**Interface dataset entries:**

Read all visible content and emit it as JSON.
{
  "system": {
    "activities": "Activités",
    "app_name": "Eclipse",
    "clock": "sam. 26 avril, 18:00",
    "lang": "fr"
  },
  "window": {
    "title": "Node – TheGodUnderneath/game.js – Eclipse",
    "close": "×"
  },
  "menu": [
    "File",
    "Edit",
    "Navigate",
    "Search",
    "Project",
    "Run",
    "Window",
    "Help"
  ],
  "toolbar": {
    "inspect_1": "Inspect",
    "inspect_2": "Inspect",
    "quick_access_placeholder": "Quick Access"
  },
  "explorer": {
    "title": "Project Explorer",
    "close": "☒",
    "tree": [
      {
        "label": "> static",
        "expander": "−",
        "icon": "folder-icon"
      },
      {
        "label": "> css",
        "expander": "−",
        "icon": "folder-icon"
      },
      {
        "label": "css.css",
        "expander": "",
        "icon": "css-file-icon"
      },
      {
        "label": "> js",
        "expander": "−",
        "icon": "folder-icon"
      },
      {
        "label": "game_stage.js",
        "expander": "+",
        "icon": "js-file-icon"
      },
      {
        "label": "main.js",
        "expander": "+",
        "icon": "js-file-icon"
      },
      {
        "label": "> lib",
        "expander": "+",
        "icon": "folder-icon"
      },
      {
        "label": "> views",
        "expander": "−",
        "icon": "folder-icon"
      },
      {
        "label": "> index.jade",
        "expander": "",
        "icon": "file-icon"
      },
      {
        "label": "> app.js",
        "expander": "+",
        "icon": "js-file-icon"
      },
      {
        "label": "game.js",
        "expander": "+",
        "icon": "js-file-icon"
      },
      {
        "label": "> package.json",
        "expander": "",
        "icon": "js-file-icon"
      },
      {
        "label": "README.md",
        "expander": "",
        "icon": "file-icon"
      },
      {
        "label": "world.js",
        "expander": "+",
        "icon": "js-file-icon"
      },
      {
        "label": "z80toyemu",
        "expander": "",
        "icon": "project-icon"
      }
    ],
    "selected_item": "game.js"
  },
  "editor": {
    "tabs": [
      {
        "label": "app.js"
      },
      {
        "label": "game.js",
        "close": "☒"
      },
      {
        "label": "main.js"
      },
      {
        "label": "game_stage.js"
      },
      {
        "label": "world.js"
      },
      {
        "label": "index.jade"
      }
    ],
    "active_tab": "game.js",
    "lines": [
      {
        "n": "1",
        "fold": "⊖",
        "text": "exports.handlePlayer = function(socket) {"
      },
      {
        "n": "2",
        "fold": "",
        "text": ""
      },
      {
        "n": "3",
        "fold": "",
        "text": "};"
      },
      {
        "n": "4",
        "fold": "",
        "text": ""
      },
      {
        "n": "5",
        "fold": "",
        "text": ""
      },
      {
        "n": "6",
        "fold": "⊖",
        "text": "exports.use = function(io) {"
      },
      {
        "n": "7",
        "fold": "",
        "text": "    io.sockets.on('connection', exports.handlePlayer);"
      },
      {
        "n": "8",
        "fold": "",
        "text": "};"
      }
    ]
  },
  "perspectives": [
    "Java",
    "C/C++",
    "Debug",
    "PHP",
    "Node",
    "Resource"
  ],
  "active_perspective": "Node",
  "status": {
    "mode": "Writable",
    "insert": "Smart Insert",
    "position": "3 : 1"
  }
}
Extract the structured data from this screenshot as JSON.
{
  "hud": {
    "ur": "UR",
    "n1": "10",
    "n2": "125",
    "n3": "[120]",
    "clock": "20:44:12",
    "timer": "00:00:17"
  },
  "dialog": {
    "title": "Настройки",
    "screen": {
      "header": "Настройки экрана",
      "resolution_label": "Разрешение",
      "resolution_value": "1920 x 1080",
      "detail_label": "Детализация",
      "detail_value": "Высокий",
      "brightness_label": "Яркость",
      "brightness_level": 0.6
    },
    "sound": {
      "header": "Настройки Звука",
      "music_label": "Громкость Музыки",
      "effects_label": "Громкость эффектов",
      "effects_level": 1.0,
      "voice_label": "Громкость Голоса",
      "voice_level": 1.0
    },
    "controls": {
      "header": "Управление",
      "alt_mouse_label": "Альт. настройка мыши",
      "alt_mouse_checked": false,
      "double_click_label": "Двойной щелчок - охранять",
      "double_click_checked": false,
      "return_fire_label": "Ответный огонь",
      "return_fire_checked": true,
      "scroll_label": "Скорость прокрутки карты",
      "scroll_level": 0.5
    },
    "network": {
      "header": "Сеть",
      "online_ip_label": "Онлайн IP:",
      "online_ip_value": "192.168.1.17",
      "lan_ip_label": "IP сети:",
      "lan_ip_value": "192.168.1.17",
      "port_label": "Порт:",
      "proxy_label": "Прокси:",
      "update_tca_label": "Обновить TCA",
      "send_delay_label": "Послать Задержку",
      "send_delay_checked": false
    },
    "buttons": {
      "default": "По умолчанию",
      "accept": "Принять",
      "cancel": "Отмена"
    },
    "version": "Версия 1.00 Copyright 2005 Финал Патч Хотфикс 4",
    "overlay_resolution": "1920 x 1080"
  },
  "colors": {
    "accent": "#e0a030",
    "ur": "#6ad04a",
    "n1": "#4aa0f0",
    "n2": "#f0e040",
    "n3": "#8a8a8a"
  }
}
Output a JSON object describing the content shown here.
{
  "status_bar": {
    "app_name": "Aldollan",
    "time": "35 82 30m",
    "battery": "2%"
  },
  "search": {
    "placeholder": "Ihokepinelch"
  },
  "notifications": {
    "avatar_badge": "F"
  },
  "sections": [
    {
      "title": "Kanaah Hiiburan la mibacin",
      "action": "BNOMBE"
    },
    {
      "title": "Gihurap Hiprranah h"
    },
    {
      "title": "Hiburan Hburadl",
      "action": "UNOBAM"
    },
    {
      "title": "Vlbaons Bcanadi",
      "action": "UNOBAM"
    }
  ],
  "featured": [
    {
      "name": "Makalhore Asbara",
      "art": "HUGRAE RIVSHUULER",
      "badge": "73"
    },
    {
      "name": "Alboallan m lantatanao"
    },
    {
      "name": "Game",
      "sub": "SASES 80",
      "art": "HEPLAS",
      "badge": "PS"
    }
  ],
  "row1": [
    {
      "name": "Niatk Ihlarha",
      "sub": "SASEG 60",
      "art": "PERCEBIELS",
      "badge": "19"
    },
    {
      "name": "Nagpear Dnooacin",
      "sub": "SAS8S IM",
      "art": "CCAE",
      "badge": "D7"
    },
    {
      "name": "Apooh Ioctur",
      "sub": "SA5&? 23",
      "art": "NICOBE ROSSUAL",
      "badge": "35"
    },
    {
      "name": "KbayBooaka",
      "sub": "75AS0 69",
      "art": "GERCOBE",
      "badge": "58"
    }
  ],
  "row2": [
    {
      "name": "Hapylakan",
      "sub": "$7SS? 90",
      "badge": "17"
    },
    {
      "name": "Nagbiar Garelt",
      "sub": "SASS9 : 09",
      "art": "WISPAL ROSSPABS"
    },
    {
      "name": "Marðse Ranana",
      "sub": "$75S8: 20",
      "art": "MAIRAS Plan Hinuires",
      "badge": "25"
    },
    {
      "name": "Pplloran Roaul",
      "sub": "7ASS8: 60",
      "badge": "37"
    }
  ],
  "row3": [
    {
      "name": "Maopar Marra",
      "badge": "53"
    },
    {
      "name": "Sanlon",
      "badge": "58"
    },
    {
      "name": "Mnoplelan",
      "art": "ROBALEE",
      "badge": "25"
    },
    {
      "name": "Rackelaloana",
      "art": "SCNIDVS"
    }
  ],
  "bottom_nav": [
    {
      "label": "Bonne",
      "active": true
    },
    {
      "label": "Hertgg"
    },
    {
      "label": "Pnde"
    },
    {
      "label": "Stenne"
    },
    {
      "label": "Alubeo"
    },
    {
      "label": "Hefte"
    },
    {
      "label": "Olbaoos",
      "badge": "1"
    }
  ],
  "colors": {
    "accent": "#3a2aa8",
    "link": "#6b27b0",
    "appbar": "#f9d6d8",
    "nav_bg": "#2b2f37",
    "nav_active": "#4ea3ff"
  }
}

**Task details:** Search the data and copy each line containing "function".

**Result of the exercise:**
        "text": "exports.handlePlayer = function(socket) {"
        "text": "exports.use = function(io) {"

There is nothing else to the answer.